Hey Margaret,

I absolutely agree.

That is why it is appalling as why should the orgs. outside London suffer 'cos of this 2 week jamboree. Maybe part of an anti-Olympics campaign is to call upon people who buy lottery tickets to boycott it or to demand that people have a say where the money goes. Do you want the money to go the Olympics . I wonder how many would tick the "no" box.

Thr starving of funds will have a severe impact on the voluntary sector and it has already been cut to the bone as it is. This could finish many orgs off!

Reuben_the_communist said...

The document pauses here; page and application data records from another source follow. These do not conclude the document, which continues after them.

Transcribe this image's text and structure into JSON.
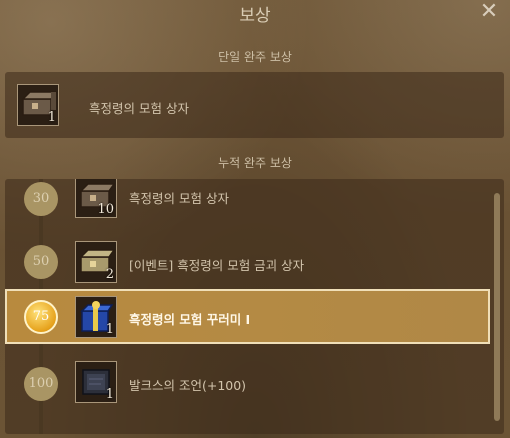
{
  "window": {
    "title": "보상",
    "close_glyph": "✕"
  },
  "single": {
    "label": "단일 완주 보상",
    "item": {
      "name": "흑정령의 모험 상자",
      "qty": "1",
      "icon": "chest-icon"
    }
  },
  "cumulative": {
    "label": "누적 완주 보상",
    "rows": [
      {
        "milestone": "30",
        "name": "흑정령의 모험 상자",
        "qty": "10",
        "icon": "chest-icon",
        "selected": false
      },
      {
        "milestone": "50",
        "name": "[이벤트] 흑정령의 모험 금괴 상자",
        "qty": "2",
        "icon": "gold-chest-icon",
        "selected": false
      },
      {
        "milestone": "75",
        "name": "흑정령의 모험 꾸러미 I",
        "qty": "1",
        "icon": "blue-gift-box-icon",
        "selected": true
      },
      {
        "milestone": "100",
        "name": "발크스의 조언(+100)",
        "qty": "1",
        "icon": "scroll-icon",
        "selected": false
      }
    ]
  },
  "colors": {
    "accent": "#b88a3e",
    "selected_border": "#f0dfb8"
  }
}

great post louisefeminista. It really annoys me that whenver england dont come top of something (because of course that would be a in the natural order of things) that people start going on about how we need more money for sports. Seriously, why the fuck should we subsidise people who are thick and only enough to really worry about how many little gold medals our team wins in the olympics. Seriously its not a public service like health or education, ITS A FUCKING GAME!

AN said...

Actually the uselessness of England at sports is an intersting political issue.

As we are hoping that Scorland win a pro-independecne majority on the electins later this year - then there needs to be a debate about national identity.

At the moment the most carecteristic thing about Englishness is arguably this absurd hubris about the prospects of pampered overpaid underacheivers.

David Beckham is the architypal English sportsman, he cannot actually play anymore, but parades the celebrity jungle.

Louisefeminista said...

But isn't that just the point that sport isn't inclusive when it ideally should be? People like Beckham are held up as examples and as role models. Beckham was a good footballer but now he is advertises various brands. Probably makes more than when he was a footballer. It is all based on the "celebrity" and you have to kinda remind yourself what they are indeed famous for.....

I was reading today how much money the London Councils (used to be known as the Associated Local Government... purse holders for funding in London)and it shocked me on how much money they are pumping into the Olympics ("helping deliver a lasting legacy from the 2012 Olympic games".)

Any little bit of cash is being chucked at the Games and not to anything else. Projects and initiatives are being cut to the bone esp. BME ones but they are happilly throwing money at the Olympics. Part of the money is being used to include "disadvantaged" groups to participate some how in the Olympics. Being of cynical nature, I like to see how they are going to do this.

I am hoping some kind of radical activism will evolve over this utter stupidity. The lasting legacy of 2012, rather like Tony Bliar's leadership, will be steeped in controversy.....

Reuben_the_communist said...

I think the idea of kids having good 'role models' is generally problematic. I would much rather kids were taught that they do not need heroes

AN said...

I dunno, I think children pick up role models anyway. I really respected the fact that my father had been in the army, and he was a sort of role model for me.

I remember when i was about 10 a friend and me were on a realy long walk, and my friend wanted to rest and i said he would never make a soldier, and I was genuinely shocked when he said he didn;t want to be a soldier anyway. it never occured to me that any boy didn't want to be a soldier!

Around the same age I began to realise that if I becasme a soldier i would have to join the british and not the Russian army, and that was the end of my military ambitions.

This is all a bit of an aside, but my admiration of my father and others of his generation who actually fought fascists was a form of role model that was baswed on real virtues, bravery, self sacrifice, solidaroty.

Not the preening selfish celeb lifestyles that children are encouraged to admire nowadays.

Louisefeminista said...

That sodding blogger thing just ate my comment... And can't remember what I was saying... Bloody hell!

Obviously, blogger didn't agree with my comment... :)

Jim Jay said...

i wonder if i could train it to eat comments i don't agree with...

Louisefeminista said...

Jim: Well, it will be impressive if you do! :)